Handling wise, no one had any moans. 27lb (12.24kg) is a reasonable weight for a 29er at this price, the steering feels as nimble as most 26ers and the plush air fork and big volume of the tyres help put back the elements of comfort that the stiff frame takes away.
The short tight rear triangle has practical pros and cons but overall character of the ride is superb, almost as lively as the best 26ers but with the stability, comfort and conﬁdence of the best 29ers.
BMC team elite 29 slx: bmc team elite 29 slx Jonathan Gawler
Frame & equipment: Very nicely designed chassis, well equipped with reliably robust componentry
BMC’s Team Elite uses their ISC (Integrated Skeleton Concept) frame design to iron out some of the minor downsides of 29in wheel frames. The curved seat tube helps to shorten the back end and wheelbase, while tight triangulation in both the main frame and the back end keeps the chassis noticeably stiffer and more precise under pressure than most big-wheelers.
BMC’s “skeletal reinforcement elements at the nodal points” (think clever use of tube shaping to beef up the joins) combine with a unique T-shaped top tube to help mufﬂe impact forces at the same time as boosting stiffness, strength and comfort. A tapered 1.5in to 1.125in head tube is kept as short as possible, conspiring with a ﬂat 28.5in handlebar to keep the front end low, remarkably stable and fast handing.
The RockShox Recon fork felt ideally suited to the bike’s character and we’ve got no moans about the 3×10 Shimano SLX drivetrain, Avid Elixir 3 brakes and Alex/Shimano wheels. However, we did have minor reservations about some of the ﬁnishing kit.
Schwalbe’s Racing Ralph and Rocket Ron Performance Series tyres are less predictable than the Evolution Series versions. If you lean too much in a corner the side knobs bend suddenly and skip sideways, which is a pity as the centre tread is both fast and grippy, and bikes that handle this well encourage you to push the boundaries.
The rear brake often sent a loud judder into the rear triangle: we reset the calliper and tried new pads but the judder kept coming back. Also, the wide handlebar is great for control but some riders felt it could do with more backsweep for wrist comfort.

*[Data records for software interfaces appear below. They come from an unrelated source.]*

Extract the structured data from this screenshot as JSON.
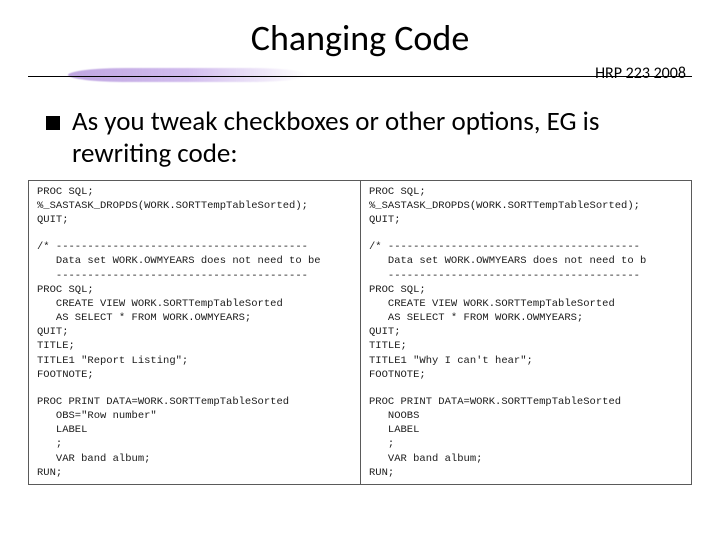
{
  "title": "Changing Code",
  "course": "HRP 223 2008",
  "bullet_text": "As you tweak checkboxes or other options, EG is rewriting code:",
  "code_left": [
    "PROC SQL;",
    "%_SASTASK_DROPDS(WORK.SORTTempTableSorted);",
    "QUIT;",
    "",
    "/* ----------------------------------------",
    "   Data set WORK.OWMYEARS does not need to be",
    "   ----------------------------------------",
    "PROC SQL;",
    "   CREATE VIEW WORK.SORTTempTableSorted",
    "   AS SELECT * FROM WORK.OWMYEARS;",
    "QUIT;",
    "TITLE;",
    "TITLE1 \"Report Listing\";",
    "FOOTNOTE;",
    "",
    "PROC PRINT DATA=WORK.SORTTempTableSorted",
    "   OBS=\"Row number\"",
    "   LABEL",
    "   ;",
    "   VAR band album;",
    "RUN;"
  ],
  "code_right": [
    "PROC SQL;",
    "%_SASTASK_DROPDS(WORK.SORTTempTableSorted);",
    "QUIT;",
    "",
    "/* ----------------------------------------",
    "   Data set WORK.OWMYEARS does not need to b",
    "   ----------------------------------------",
    "PROC SQL;",
    "   CREATE VIEW WORK.SORTTempTableSorted",
    "   AS SELECT * FROM WORK.OWMYEARS;",
    "QUIT;",
    "TITLE;",
    "TITLE1 \"Why I can't hear\";",
    "FOOTNOTE;",
    "",
    "PROC PRINT DATA=WORK.SORTTempTableSorted",
    "   NOOBS",
    "   LABEL",
    "   ;",
    "   VAR band album;",
    "RUN;"
  ]
}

tapered head tube and flat bar help keep the handling stable: tapered head tube and flat bar help keep the handling stable Jonathan Gawler
This article was originally published in What Mountain Bike magazine, available on Apple Newsstand and Zinio.